Dataset rows for apps and sites>
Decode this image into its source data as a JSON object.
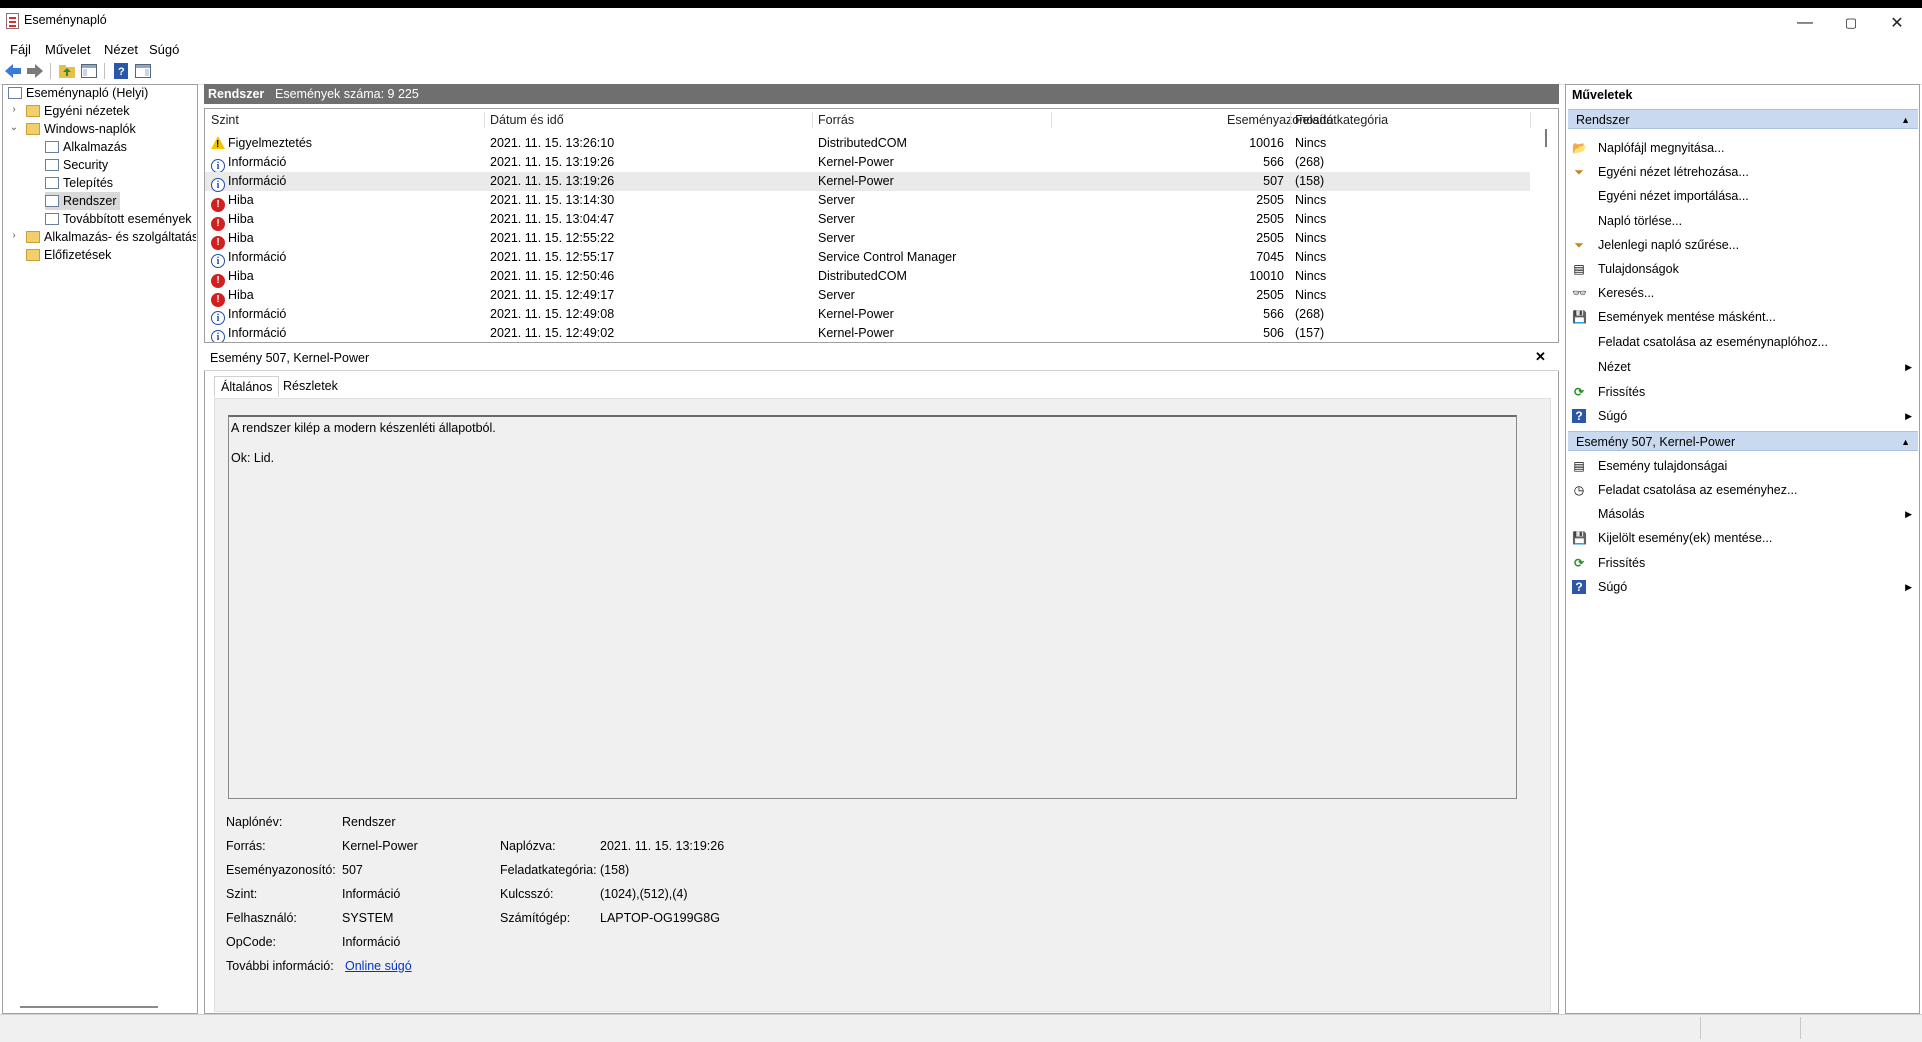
{
  "window": {
    "title": "Eseménynapló",
    "controls": {
      "minimize": "—",
      "maximize": "▢",
      "close": "✕"
    }
  },
  "menu": [
    "Fájl",
    "Művelet",
    "Nézet",
    "Súgó"
  ],
  "toolbar": {
    "icons": [
      "back-icon",
      "forward-icon",
      "up-folder-icon",
      "show-hide-tree-icon",
      "help-icon",
      "show-hide-actions-icon"
    ]
  },
  "tree": {
    "root": "Eseménynapló (Helyi)",
    "custom_views": "Egyéni nézetek",
    "windows_logs": "Windows-naplók",
    "logs": [
      "Alkalmazás",
      "Security",
      "Telepítés",
      "Rendszer",
      "Továbbított események"
    ],
    "app_services": "Alkalmazás- és szolgáltatásn",
    "subscriptions": "Előfizetések"
  },
  "center": {
    "header_title": "Rendszer",
    "header_count": "Események száma: 9 225",
    "columns": [
      "Szint",
      "Dátum és idő",
      "Forrás",
      "Eseményazonosító",
      "Feladatkategória"
    ],
    "rows": [
      {
        "level": "Figyelmeztetés",
        "type": "warn",
        "date": "2021. 11. 15. 13:26:10",
        "source": "DistributedCOM",
        "id": "10016",
        "cat": "Nincs"
      },
      {
        "level": "Információ",
        "type": "info",
        "date": "2021. 11. 15. 13:19:26",
        "source": "Kernel-Power",
        "id": "566",
        "cat": "(268)"
      },
      {
        "level": "Információ",
        "type": "info",
        "date": "2021. 11. 15. 13:19:26",
        "source": "Kernel-Power",
        "id": "507",
        "cat": "(158)",
        "selected": true
      },
      {
        "level": "Hiba",
        "type": "err",
        "date": "2021. 11. 15. 13:14:30",
        "source": "Server",
        "id": "2505",
        "cat": "Nincs"
      },
      {
        "level": "Hiba",
        "type": "err",
        "date": "2021. 11. 15. 13:04:47",
        "source": "Server",
        "id": "2505",
        "cat": "Nincs"
      },
      {
        "level": "Hiba",
        "type": "err",
        "date": "2021. 11. 15. 12:55:22",
        "source": "Server",
        "id": "2505",
        "cat": "Nincs"
      },
      {
        "level": "Információ",
        "type": "info",
        "date": "2021. 11. 15. 12:55:17",
        "source": "Service Control Manager",
        "id": "7045",
        "cat": "Nincs"
      },
      {
        "level": "Hiba",
        "type": "err",
        "date": "2021. 11. 15. 12:50:46",
        "source": "DistributedCOM",
        "id": "10010",
        "cat": "Nincs"
      },
      {
        "level": "Hiba",
        "type": "err",
        "date": "2021. 11. 15. 12:49:17",
        "source": "Server",
        "id": "2505",
        "cat": "Nincs"
      },
      {
        "level": "Információ",
        "type": "info",
        "date": "2021. 11. 15. 12:49:08",
        "source": "Kernel-Power",
        "id": "566",
        "cat": "(268)"
      },
      {
        "level": "Információ",
        "type": "info",
        "date": "2021. 11. 15. 12:49:02",
        "source": "Kernel-Power",
        "id": "506",
        "cat": "(157)"
      }
    ]
  },
  "detail": {
    "title": "Esemény 507, Kernel-Power",
    "close": "✕",
    "tabs": [
      "Általános",
      "Részletek"
    ],
    "message_line1": "A rendszer kilép a modern készenléti állapotból.",
    "message_line2": "Ok: Lid.",
    "fields": {
      "log_name_label": "Naplónév:",
      "log_name": "Rendszer",
      "source_label": "Forrás:",
      "source": "Kernel-Power",
      "logged_label": "Naplózva:",
      "logged": "2021. 11. 15. 13:19:26",
      "event_id_label": "Eseményazonosító:",
      "event_id": "507",
      "task_cat_label": "Feladatkategória:",
      "task_cat": "(158)",
      "level_label": "Szint:",
      "level": "Információ",
      "keywords_label": "Kulcsszó:",
      "keywords": "(1024),(512),(4)",
      "user_label": "Felhasználó:",
      "user": "SYSTEM",
      "computer_label": "Számítógép:",
      "computer": "LAPTOP-OG199G8G",
      "opcode_label": "OpCode:",
      "opcode": "Információ",
      "more_info_label": "További információ:",
      "more_info_link": "Online súgó"
    }
  },
  "actions": {
    "title": "Műveletek",
    "section1": "Rendszer",
    "section1_items": [
      "Naplófájl megnyitása...",
      "Egyéni nézet létrehozása...",
      "Egyéni nézet importálása...",
      "Napló törlése...",
      "Jelenlegi napló szűrése...",
      "Tulajdonságok",
      "Keresés...",
      "Események mentése másként...",
      "Feladat csatolása az eseménynaplóhoz...",
      "Nézet",
      "Frissítés",
      "Súgó"
    ],
    "section2": "Esemény 507, Kernel-Power",
    "section2_items": [
      "Esemény tulajdonságai",
      "Feladat csatolása az eseményhez...",
      "Másolás",
      "Kijelölt esemény(ek) mentése...",
      "Frissítés",
      "Súgó"
    ]
  }
}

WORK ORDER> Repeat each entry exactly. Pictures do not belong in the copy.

EXERCISE RESPONSE>
Decode this image into its source data as a JSON object.
{
  "window": {
    "title": "Eseménynapló",
    "controls": {
      "minimize": "—",
      "maximize": "▢",
      "close": "✕"
    }
  },
  "menu": [
    "Fájl",
    "Művelet",
    "Nézet",
    "Súgó"
  ],
  "toolbar": {
    "icons": [
      "back-icon",
      "forward-icon",
      "up-folder-icon",
      "show-hide-tree-icon",
      "help-icon",
      "show-hide-actions-icon"
    ]
  },
  "tree": {
    "root": "Eseménynapló (Helyi)",
    "custom_views": "Egyéni nézetek",
    "windows_logs": "Windows-naplók",
    "logs": [
      "Alkalmazás",
      "Security",
      "Telepítés",
      "Rendszer",
      "Továbbított események"
    ],
    "app_services": "Alkalmazás- és szolgáltatásn",
    "subscriptions": "Előfizetések"
  },
  "center": {
    "header_title": "Rendszer",
    "header_count": "Események száma: 9 225",
    "columns": [
      "Szint",
      "Dátum és idő",
      "Forrás",
      "Eseményazonosító",
      "Feladatkategória"
    ],
    "rows": [
      {
        "level": "Figyelmeztetés",
        "type": "warn",
        "date": "2021. 11. 15. 13:26:10",
        "source": "DistributedCOM",
        "id": "10016",
        "cat": "Nincs"
      },
      {
        "level": "Információ",
        "type": "info",
        "date": "2021. 11. 15. 13:19:26",
        "source": "Kernel-Power",
        "id": "566",
        "cat": "(268)"
      },
      {
        "level": "Információ",
        "type": "info",
        "date": "2021. 11. 15. 13:19:26",
        "source": "Kernel-Power",
        "id": "507",
        "cat": "(158)",
        "selected": true
      },
      {
        "level": "Hiba",
        "type": "err",
        "date": "2021. 11. 15. 13:14:30",
        "source": "Server",
        "id": "2505",
        "cat": "Nincs"
      },
      {
        "level": "Hiba",
        "type": "err",
        "date": "2021. 11. 15. 13:04:47",
        "source": "Server",
        "id": "2505",
        "cat": "Nincs"
      },
      {
        "level": "Hiba",
        "type": "err",
        "date": "2021. 11. 15. 12:55:22",
        "source": "Server",
        "id": "2505",
        "cat": "Nincs"
      },
      {
        "level": "Információ",
        "type": "info",
        "date": "2021. 11. 15. 12:55:17",
        "source": "Service Control Manager",
        "id": "7045",
        "cat": "Nincs"
      },
      {
        "level": "Hiba",
        "type": "err",
        "date": "2021. 11. 15. 12:50:46",
        "source": "DistributedCOM",
        "id": "10010",
        "cat": "Nincs"
      },
      {
        "level": "Hiba",
        "type": "err",
        "date": "2021. 11. 15. 12:49:17",
        "source": "Server",
        "id": "2505",
        "cat": "Nincs"
      },
      {
        "level": "Információ",
        "type": "info",
        "date": "2021. 11. 15. 12:49:08",
        "source": "Kernel-Power",
        "id": "566",
        "cat": "(268)"
      },
      {
        "level": "Információ",
        "type": "info",
        "date": "2021. 11. 15. 12:49:02",
        "source": "Kernel-Power",
        "id": "506",
        "cat": "(157)"
      }
    ]
  },
  "detail": {
    "title": "Esemény 507, Kernel-Power",
    "close": "✕",
    "tabs": [
      "Általános",
      "Részletek"
    ],
    "message_line1": "A rendszer kilép a modern készenléti állapotból.",
    "message_line2": "Ok: Lid.",
    "fields": {
      "log_name_label": "Naplónév:",
      "log_name": "Rendszer",
      "source_label": "Forrás:",
      "source": "Kernel-Power",
      "logged_label": "Naplózva:",
      "logged": "2021. 11. 15. 13:19:26",
      "event_id_label": "Eseményazonosító:",
      "event_id": "507",
      "task_cat_label": "Feladatkategória:",
      "task_cat": "(158)",
      "level_label": "Szint:",
      "level": "Információ",
      "keywords_label": "Kulcsszó:",
      "keywords": "(1024),(512),(4)",
      "user_label": "Felhasználó:",
      "user": "SYSTEM",
      "computer_label": "Számítógép:",
      "computer": "LAPTOP-OG199G8G",
      "opcode_label": "OpCode:",
      "opcode": "Információ",
      "more_info_label": "További információ:",
      "more_info_link": "Online súgó"
    }
  },
  "actions": {
    "title": "Műveletek",
    "section1": "Rendszer",
    "section1_items": [
      "Naplófájl megnyitása...",
      "Egyéni nézet létrehozása...",
      "Egyéni nézet importálása...",
      "Napló törlése...",
      "Jelenlegi napló szűrése...",
      "Tulajdonságok",
      "Keresés...",
      "Események mentése másként...",
      "Feladat csatolása az eseménynaplóhoz...",
      "Nézet",
      "Frissítés",
      "Súgó"
    ],
    "section2": "Esemény 507, Kernel-Power",
    "section2_items": [
      "Esemény tulajdonságai",
      "Feladat csatolása az eseményhez...",
      "Másolás",
      "Kijelölt esemény(ek) mentése...",
      "Frissítés",
      "Súgó"
    ]
  }
}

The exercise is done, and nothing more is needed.